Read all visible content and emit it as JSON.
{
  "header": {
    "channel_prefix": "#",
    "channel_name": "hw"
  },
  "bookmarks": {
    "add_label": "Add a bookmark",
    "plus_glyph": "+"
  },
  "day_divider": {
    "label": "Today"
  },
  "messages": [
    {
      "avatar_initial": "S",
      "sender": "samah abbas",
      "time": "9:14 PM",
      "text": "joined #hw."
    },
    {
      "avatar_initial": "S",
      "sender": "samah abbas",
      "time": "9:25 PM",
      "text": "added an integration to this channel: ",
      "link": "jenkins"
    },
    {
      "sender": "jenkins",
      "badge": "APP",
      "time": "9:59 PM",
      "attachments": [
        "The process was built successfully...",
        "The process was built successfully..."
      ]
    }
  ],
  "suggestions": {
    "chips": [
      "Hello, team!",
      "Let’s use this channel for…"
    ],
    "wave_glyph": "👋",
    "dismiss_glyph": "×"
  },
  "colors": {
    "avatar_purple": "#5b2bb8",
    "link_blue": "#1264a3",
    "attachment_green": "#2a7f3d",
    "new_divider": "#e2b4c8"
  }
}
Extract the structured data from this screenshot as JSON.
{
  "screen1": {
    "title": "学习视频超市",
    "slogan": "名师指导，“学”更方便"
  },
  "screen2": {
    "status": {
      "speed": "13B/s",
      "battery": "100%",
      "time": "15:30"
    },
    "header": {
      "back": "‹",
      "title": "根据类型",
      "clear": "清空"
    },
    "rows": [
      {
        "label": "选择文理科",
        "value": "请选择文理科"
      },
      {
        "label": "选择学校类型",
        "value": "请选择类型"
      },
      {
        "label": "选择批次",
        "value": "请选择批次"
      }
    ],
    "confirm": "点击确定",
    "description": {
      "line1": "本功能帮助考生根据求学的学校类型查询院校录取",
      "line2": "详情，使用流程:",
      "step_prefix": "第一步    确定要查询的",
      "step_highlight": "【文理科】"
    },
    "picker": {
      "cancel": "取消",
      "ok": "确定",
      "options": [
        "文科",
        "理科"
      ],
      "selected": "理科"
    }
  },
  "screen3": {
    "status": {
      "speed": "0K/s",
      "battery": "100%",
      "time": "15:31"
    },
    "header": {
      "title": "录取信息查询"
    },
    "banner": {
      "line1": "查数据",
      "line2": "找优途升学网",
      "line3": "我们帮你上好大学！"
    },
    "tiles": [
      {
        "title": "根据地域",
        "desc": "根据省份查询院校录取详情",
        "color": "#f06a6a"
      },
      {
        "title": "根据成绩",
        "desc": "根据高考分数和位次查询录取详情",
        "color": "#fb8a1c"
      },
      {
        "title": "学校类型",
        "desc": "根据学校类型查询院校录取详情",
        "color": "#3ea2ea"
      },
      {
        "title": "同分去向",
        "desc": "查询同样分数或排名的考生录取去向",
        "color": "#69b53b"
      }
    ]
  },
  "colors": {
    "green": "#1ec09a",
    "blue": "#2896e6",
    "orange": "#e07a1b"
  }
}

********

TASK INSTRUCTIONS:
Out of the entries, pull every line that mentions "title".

RESPONSE BELOW:
    "title": "学习视频超市",
      "title": "根据类型",
      "title": "录取信息查询"
        "title": "根据地域",
        "title": "根据成绩",
        "title": "学校类型",
        "title": "同分去向",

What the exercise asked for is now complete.